■ The problem: Where the data below shows a picture, leave that picture out and copy the rest exactly.

────────────────────

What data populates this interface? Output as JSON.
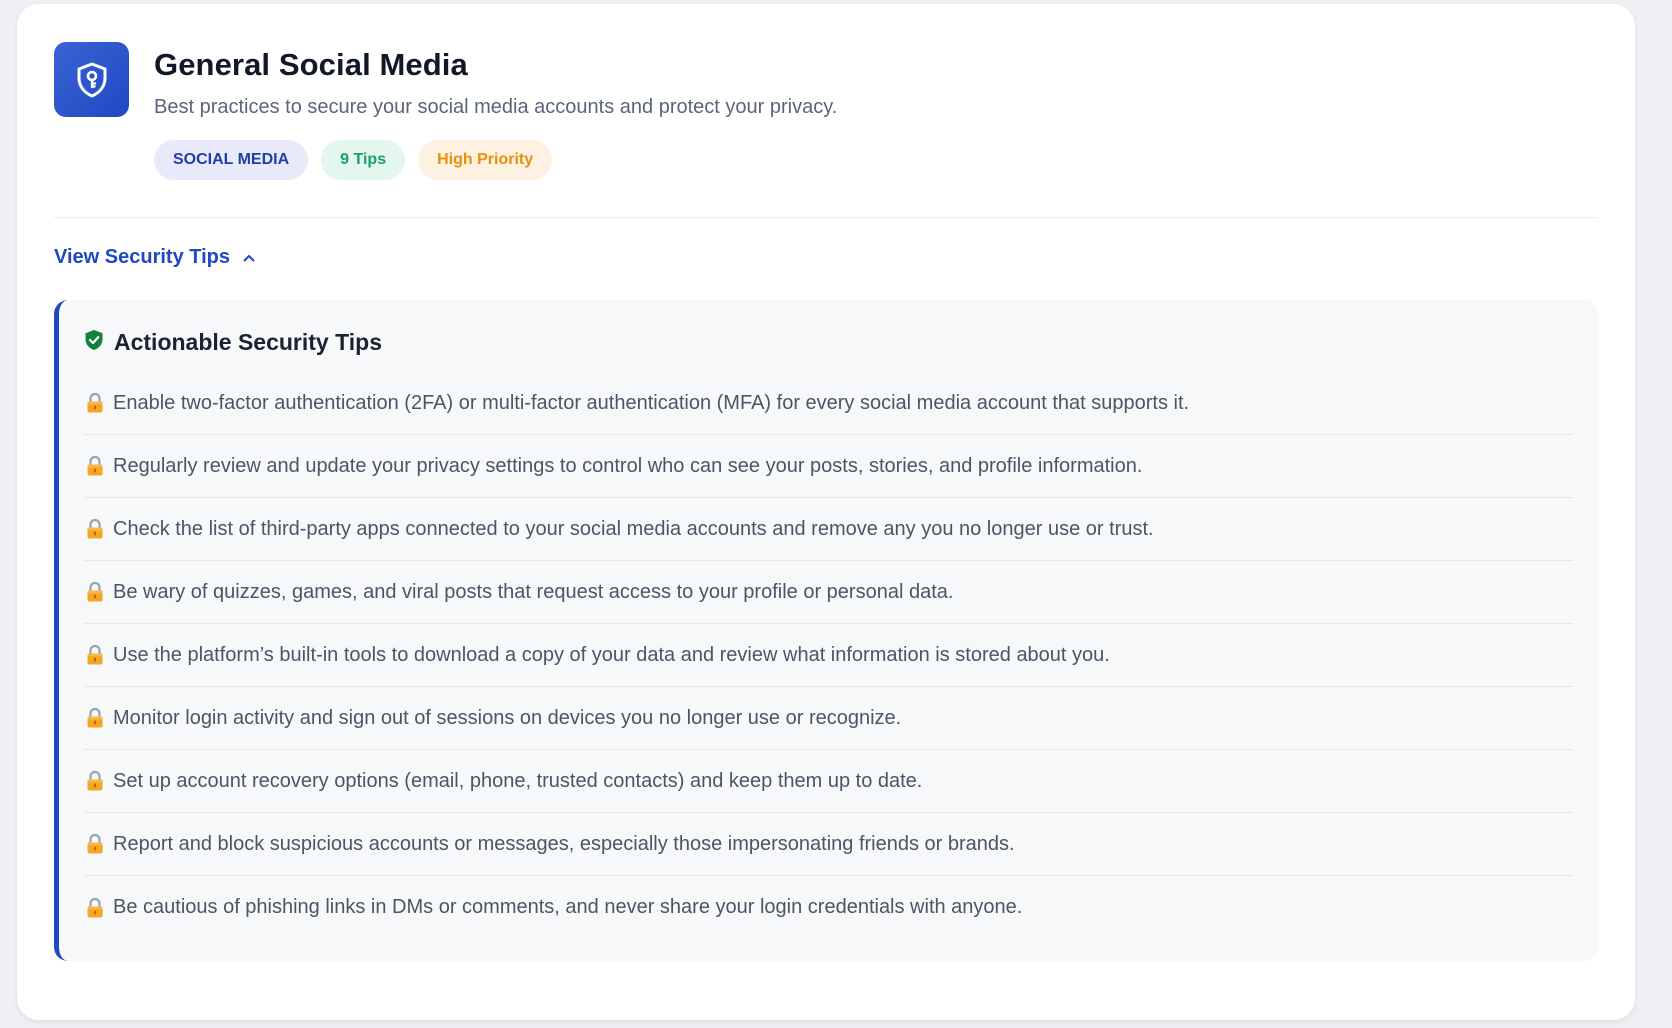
{
  "header": {
    "title": "General Social Media",
    "subtitle": "Best practices to secure your social media accounts and protect your privacy.",
    "icon": "shield-key-icon",
    "accent_color": "#1f49c2"
  },
  "badges": {
    "category": "SOCIAL MEDIA",
    "tips_count": "9 Tips",
    "priority": "High Priority"
  },
  "toggle": {
    "label": "View Security Tips",
    "expanded": true,
    "icon": "chevron-up-icon"
  },
  "tips_panel": {
    "heading": "Actionable Security Tips",
    "heading_icon": "shield-check-icon",
    "tip_icon": "lock-icon",
    "tips": [
      "Enable two-factor authentication (2FA) or multi-factor authentication (MFA) for every social media account that supports it.",
      "Regularly review and update your privacy settings to control who can see your posts, stories, and profile information.",
      "Check the list of third-party apps connected to your social media accounts and remove any you no longer use or trust.",
      "Be wary of quizzes, games, and viral posts that request access to your profile or personal data.",
      "Use the platform’s built-in tools to download a copy of your data and review what information is stored about you.",
      "Monitor login activity and sign out of sessions on devices you no longer use or recognize.",
      "Set up account recovery options (email, phone, trusted contacts) and keep them up to date.",
      "Report and block suspicious accounts or messages, especially those impersonating friends or brands.",
      "Be cautious of phishing links in DMs or comments, and never share your login credentials with anyone."
    ]
  }
}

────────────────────

■ Finished task:
What data populates this interface? Output as JSON.
{
  "header": {
    "title": "General Social Media",
    "subtitle": "Best practices to secure your social media accounts and protect your privacy.",
    "icon": "shield-key-icon",
    "accent_color": "#1f49c2"
  },
  "badges": {
    "category": "SOCIAL MEDIA",
    "tips_count": "9 Tips",
    "priority": "High Priority"
  },
  "toggle": {
    "label": "View Security Tips",
    "expanded": true,
    "icon": "chevron-up-icon"
  },
  "tips_panel": {
    "heading": "Actionable Security Tips",
    "heading_icon": "shield-check-icon",
    "tip_icon": "lock-icon",
    "tips": [
      "Enable two-factor authentication (2FA) or multi-factor authentication (MFA) for every social media account that supports it.",
      "Regularly review and update your privacy settings to control who can see your posts, stories, and profile information.",
      "Check the list of third-party apps connected to your social media accounts and remove any you no longer use or trust.",
      "Be wary of quizzes, games, and viral posts that request access to your profile or personal data.",
      "Use the platform’s built-in tools to download a copy of your data and review what information is stored about you.",
      "Monitor login activity and sign out of sessions on devices you no longer use or recognize.",
      "Set up account recovery options (email, phone, trusted contacts) and keep them up to date.",
      "Report and block suspicious accounts or messages, especially those impersonating friends or brands.",
      "Be cautious of phishing links in DMs or comments, and never share your login credentials with anyone."
    ]
  }
}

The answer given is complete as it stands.